  2. My Mobile Phone Internet connection
    1. Communicates though various transmitting towers and will be dynamically assigned a different IP address.
  3. My Work Mobile Phone Internet connection
    1. Communicates though various transmitting towers and will be dynamically assigned a different IP address.
  4. My Office Network Wired Internet connection
    1. Office with about 100 members of staff and a 100 users connected via VPN all appearing to browse the Internet via the same Public IP Address
  5. My Office WiFi
    1. Many office workers connect their phones and laptops to the office WiFi

Looking at the above you can see how many different devices and people share the same Internet connection and even without trying to remain anonymous it could be difficult to identify exactly whose traffic belongs to who without having some inside access to the network.  So you can also imagine how difficult it may be if someone was using public WiFi hotspots, Open Wifi, local café/pubs WiFI or even hacking into someone else’s WiFi.


Government Department Access to Tamper/Hack with your devices

So let's say the Snoopers Charter was fit for said purpose then how could they guarantee that only designated people with honest intentions don't damage innocent peoples machine that they can hack into? This raises a series of worrying questions:


  • What protocols and procedures will be in place within organisations such as the Food Standards Agency to stop intended and/or accidental damage of hacked persons machines? I'm assuming there would be some kind of intranet/portal application/suite of tools with some kind of centrally located database and accessed via VPN that each organisation could connect to? 
  • Would the software be on designated purpose built workstations or on laptops that workers could take home (at risk of being stolen).
  • Who would have access to these machines?
  • Would there be physical security to prevent unauthorised access, enforce policies such as Clean Desk Policy and ensure they don't leave workstation unlocked whilst they go on a break?
  • How qualified/experienced will the person with access be, would they be an apprentice, a junior or have no IT qualification at all?
  • What vetting procedures will be in place in Interviews?
  • How will you monitor/rollback any changes that someone makes to a machine?
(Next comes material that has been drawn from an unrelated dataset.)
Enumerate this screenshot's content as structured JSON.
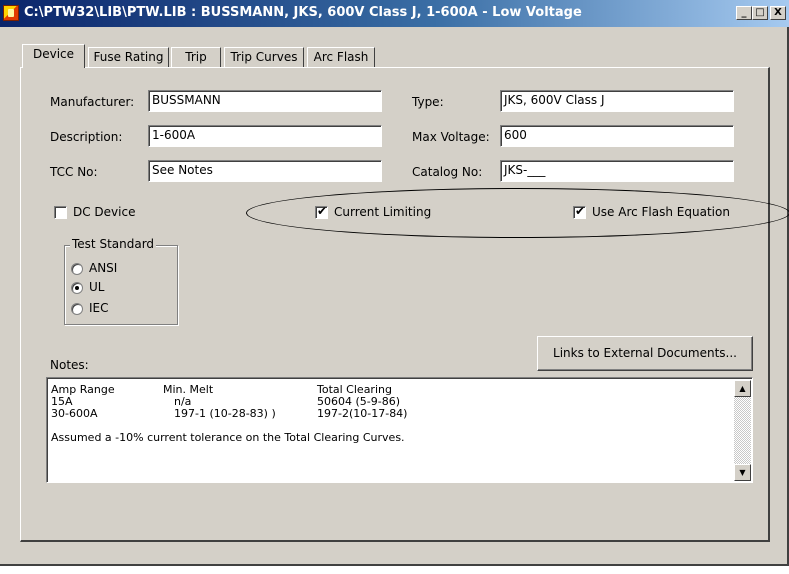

The claim is that the Infrastructure Data Bill’s intended purpose is for security reasons and to stop terrorists in their tracks but the reality is that If you were someone trying to remain anonymous online then you would probably doing a mixture of these things and more already meaning that this Bill would be that easy to circumvent that it’s not fit for said purpose and the only actual use of the Bill would be to Spy on the citizens of the UK.